Sun Nov 17, 2019 5:38 am
AndName wrote a review...


You may disregard my asking for the name of the MC in 1.2, Ashton it is! (I think that name suits him perfectly) His name was spoken in dialog too! I think that shows the shock of hearing someone else say his name, it's like it jolts him into the real world and he can't stop hearing things. I'm glad he's made sort of friends, even if they do talk about each other behind each others backs (which is really quite realistic. I applaud you.)

I like how you start it off with him in the morning, which is strange to say since it is one of the single worst things you can do starting a book (but this is the second chapter. So.) It shows his quiet routine, what he does with all his sculptures, his drive to school. The parents aren't seen and he doesn't go ask them for money for new shoes, but ducttapes them and deals with it. I think that shows a lot about his parents and his relationship. I also think it shows a lot that they think of his artwork as junk.
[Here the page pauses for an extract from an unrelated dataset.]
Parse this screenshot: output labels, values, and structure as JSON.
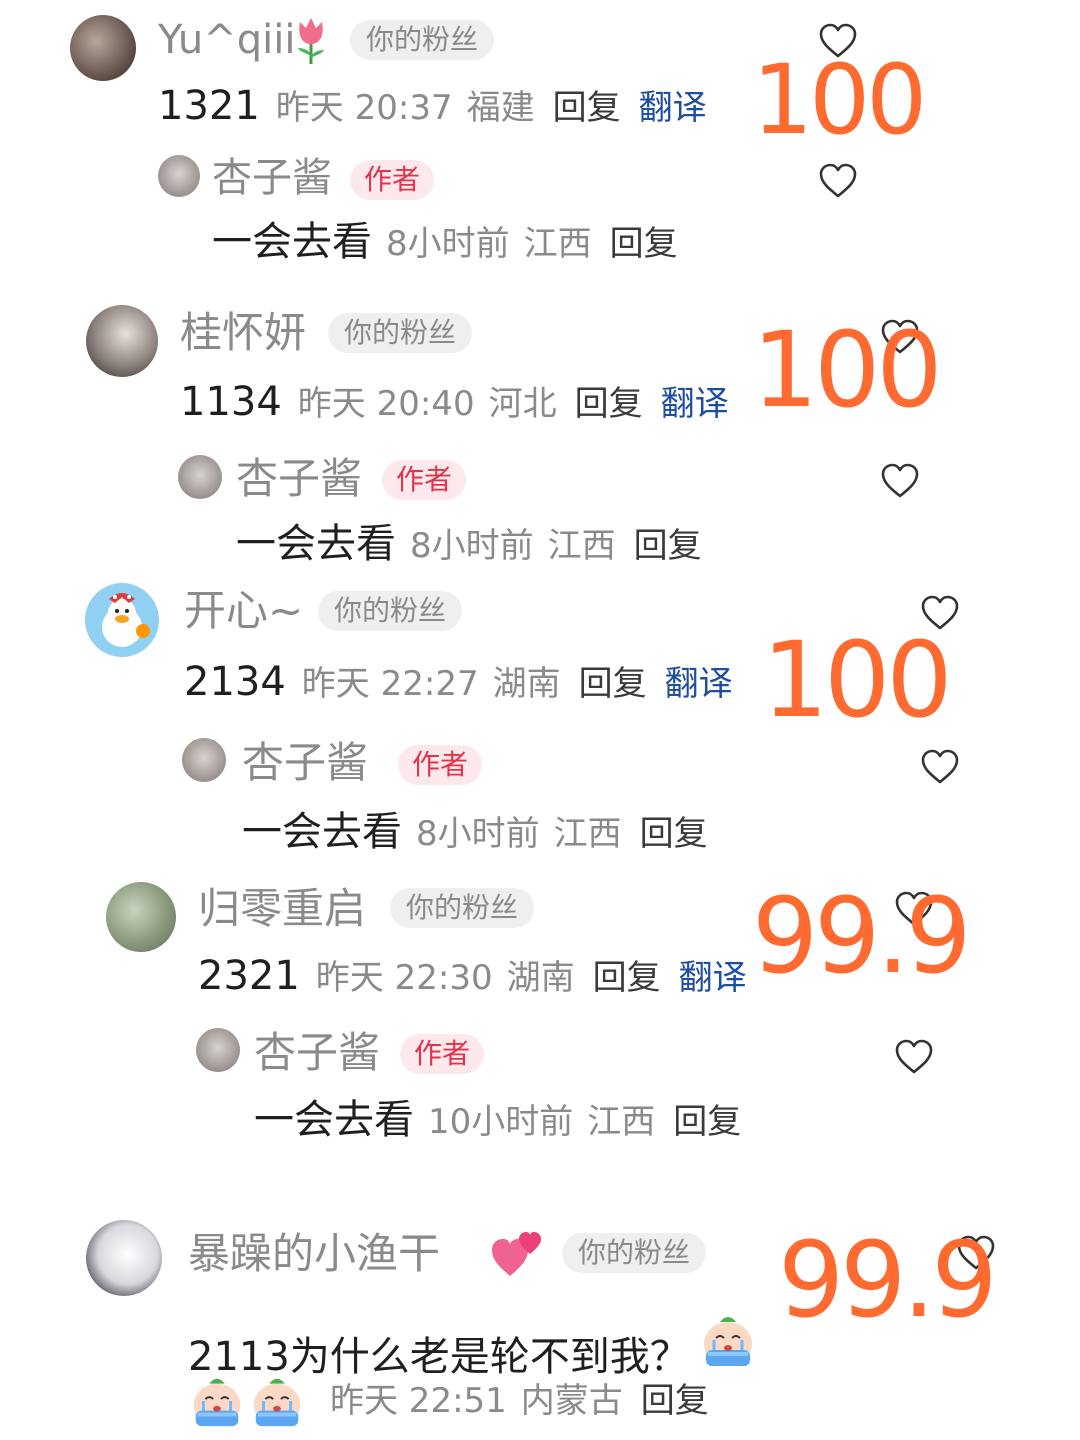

Jace seems like an interesting character. He's the only one who really reaches out to Ashton, includes him in the conversion while the others forget he's there. He seems nice to Ashton.

Connie isn't much talked about in this one, she's sort of lumped in with the crowd. She doesn't try to reach out to Ashton until Jace did, despite bringing him into the fold in the first place.

It really seems like Ashton needs a good friend.

Are all of the chapters going to be like this? I just had a thought, you don't have to go along with this, but at the beginning Ashton's life reads like a dream. Nothing feels real. Then he was invited into a circle of friends, a connection to this world. And in this part, he begins to hear the world. What if, gradually, you transported him into an active, reacting, talking and hurting, member of the world? He has a lot to say, but isn't connected enough to get it out. Maybe making a real friend will bring him out of his shell?

Like I said, you don't have to take any of this to heart, it's just my opinion as a reader (it seems like reviewing as a writer just beings up petty stuff like commas). It reads amazingly and I'll most definitely keep tabs on this stories progress.

Keep writing!


redvictory says...

What you said about Ashton getting more active and connecting is exactly what I%u2019m going for!! But then he goes a little too far... but no spoilers, haha! I%u2019m glad you pointed out me just dropping Connie, that%u2019s definitely something I need to address! Your comments, constructive and complimentary both, are a big help! Thank you!

There are three rules for writing a novel. Unfortunately, no one knows what they are.
— W. Somerset Maugham